Write out the data word for word and drop any picture you find.

EXTRACTED MATERIAL: Begin

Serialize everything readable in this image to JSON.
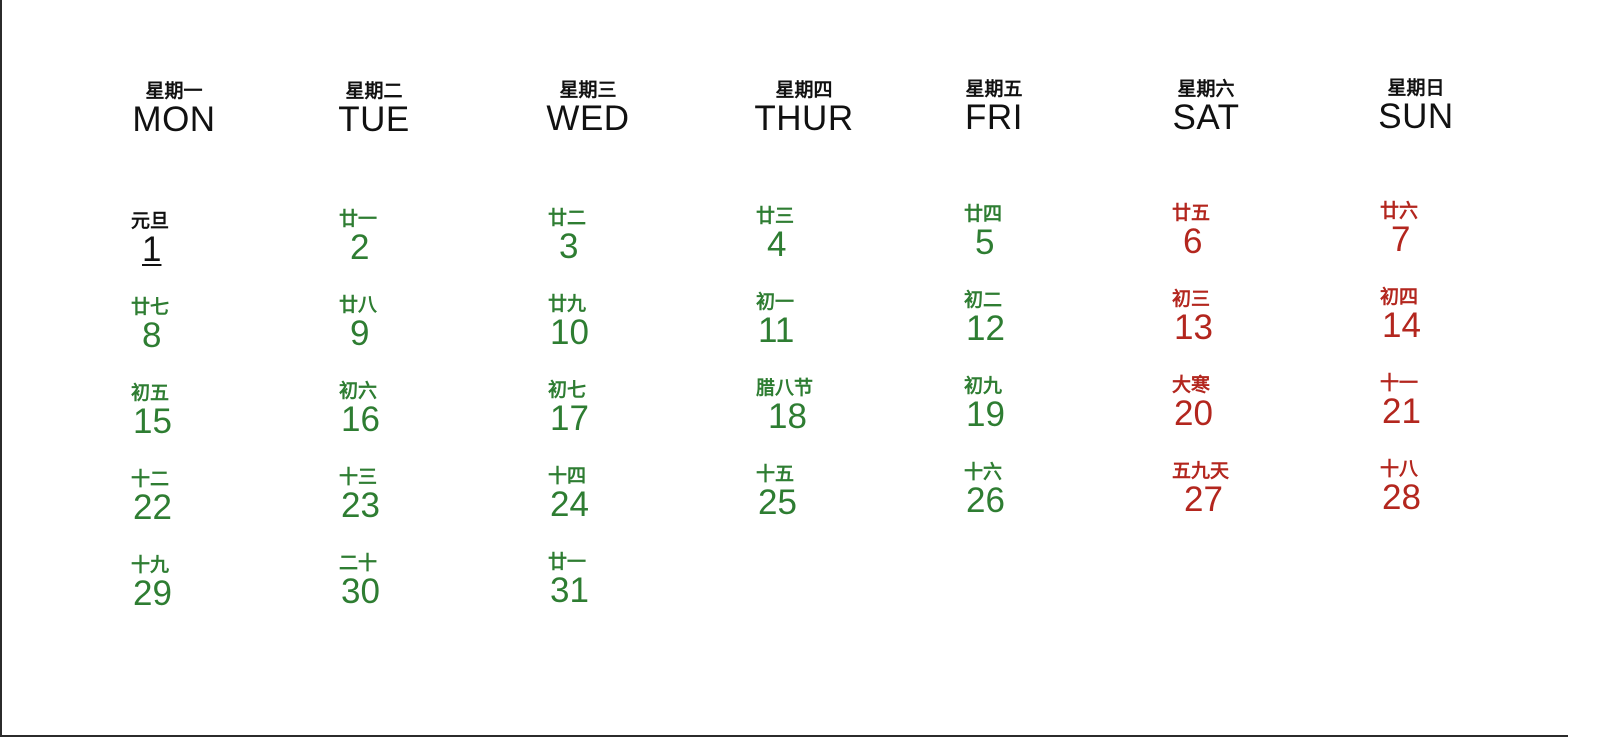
{
  "colors": {
    "weekday": "#2e7d32",
    "weekend": "#b3261e",
    "today": "#111111",
    "header": "#111111"
  },
  "weekdays": [
    {
      "cn": "星期一",
      "en": "MON"
    },
    {
      "cn": "星期二",
      "en": "TUE"
    },
    {
      "cn": "星期三",
      "en": "WED"
    },
    {
      "cn": "星期四",
      "en": "THUR"
    },
    {
      "cn": "星期五",
      "en": "FRI"
    },
    {
      "cn": "星期六",
      "en": "SAT"
    },
    {
      "cn": "星期日",
      "en": "SUN"
    }
  ],
  "days": [
    {
      "day": "1",
      "lunar": "元旦",
      "today": true
    },
    {
      "day": "2",
      "lunar": "廿一"
    },
    {
      "day": "3",
      "lunar": "廿二"
    },
    {
      "day": "4",
      "lunar": "廿三"
    },
    {
      "day": "5",
      "lunar": "廿四"
    },
    {
      "day": "6",
      "lunar": "廿五"
    },
    {
      "day": "7",
      "lunar": "廿六"
    },
    {
      "day": "8",
      "lunar": "廿七"
    },
    {
      "day": "9",
      "lunar": "廿八"
    },
    {
      "day": "10",
      "lunar": "廿九"
    },
    {
      "day": "11",
      "lunar": "初一"
    },
    {
      "day": "12",
      "lunar": "初二"
    },
    {
      "day": "13",
      "lunar": "初三"
    },
    {
      "day": "14",
      "lunar": "初四"
    },
    {
      "day": "15",
      "lunar": "初五"
    },
    {
      "day": "16",
      "lunar": "初六"
    },
    {
      "day": "17",
      "lunar": "初七"
    },
    {
      "day": "18",
      "lunar": "腊八节"
    },
    {
      "day": "19",
      "lunar": "初九"
    },
    {
      "day": "20",
      "lunar": "大寒"
    },
    {
      "day": "21",
      "lunar": "十一"
    },
    {
      "day": "22",
      "lunar": "十二"
    },
    {
      "day": "23",
      "lunar": "十三"
    },
    {
      "day": "24",
      "lunar": "十四"
    },
    {
      "day": "25",
      "lunar": "十五"
    },
    {
      "day": "26",
      "lunar": "十六"
    },
    {
      "day": "27",
      "lunar": "五九天"
    },
    {
      "day": "28",
      "lunar": "十八"
    },
    {
      "day": "29",
      "lunar": "十九"
    },
    {
      "day": "30",
      "lunar": "二十"
    },
    {
      "day": "31",
      "lunar": "廿一"
    }
  ]
}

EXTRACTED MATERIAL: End

* **TASK RESULT**:
Serialize everything readable in this image to JSON.
{
  "colors": {
    "weekday": "#2e7d32",
    "weekend": "#b3261e",
    "today": "#111111",
    "header": "#111111"
  },
  "weekdays": [
    {
      "cn": "星期一",
      "en": "MON"
    },
    {
      "cn": "星期二",
      "en": "TUE"
    },
    {
      "cn": "星期三",
      "en": "WED"
    },
    {
      "cn": "星期四",
      "en": "THUR"
    },
    {
      "cn": "星期五",
      "en": "FRI"
    },
    {
      "cn": "星期六",
      "en": "SAT"
    },
    {
      "cn": "星期日",
      "en": "SUN"
    }
  ],
  "days": [
    {
      "day": "1",
      "lunar": "元旦",
      "today": true
    },
    {
      "day": "2",
      "lunar": "廿一"
    },
    {
      "day": "3",
      "lunar": "廿二"
    },
    {
      "day": "4",
      "lunar": "廿三"
    },
    {
      "day": "5",
      "lunar": "廿四"
    },
    {
      "day": "6",
      "lunar": "廿五"
    },
    {
      "day": "7",
      "lunar": "廿六"
    },
    {
      "day": "8",
      "lunar": "廿七"
    },
    {
      "day": "9",
      "lunar": "廿八"
    },
    {
      "day": "10",
      "lunar": "廿九"
    },
    {
      "day": "11",
      "lunar": "初一"
    },
    {
      "day": "12",
      "lunar": "初二"
    },
    {
      "day": "13",
      "lunar": "初三"
    },
    {
      "day": "14",
      "lunar": "初四"
    },
    {
      "day": "15",
      "lunar": "初五"
    },
    {
      "day": "16",
      "lunar": "初六"
    },
    {
      "day": "17",
      "lunar": "初七"
    },
    {
      "day": "18",
      "lunar": "腊八节"
    },
    {
      "day": "19",
      "lunar": "初九"
    },
    {
      "day": "20",
      "lunar": "大寒"
    },
    {
      "day": "21",
      "lunar": "十一"
    },
    {
      "day": "22",
      "lunar": "十二"
    },
    {
      "day": "23",
      "lunar": "十三"
    },
    {
      "day": "24",
      "lunar": "十四"
    },
    {
      "day": "25",
      "lunar": "十五"
    },
    {
      "day": "26",
      "lunar": "十六"
    },
    {
      "day": "27",
      "lunar": "五九天"
    },
    {
      "day": "28",
      "lunar": "十八"
    },
    {
      "day": "29",
      "lunar": "十九"
    },
    {
      "day": "30",
      "lunar": "二十"
    },
    {
      "day": "31",
      "lunar": "廿一"
    }
  ]
}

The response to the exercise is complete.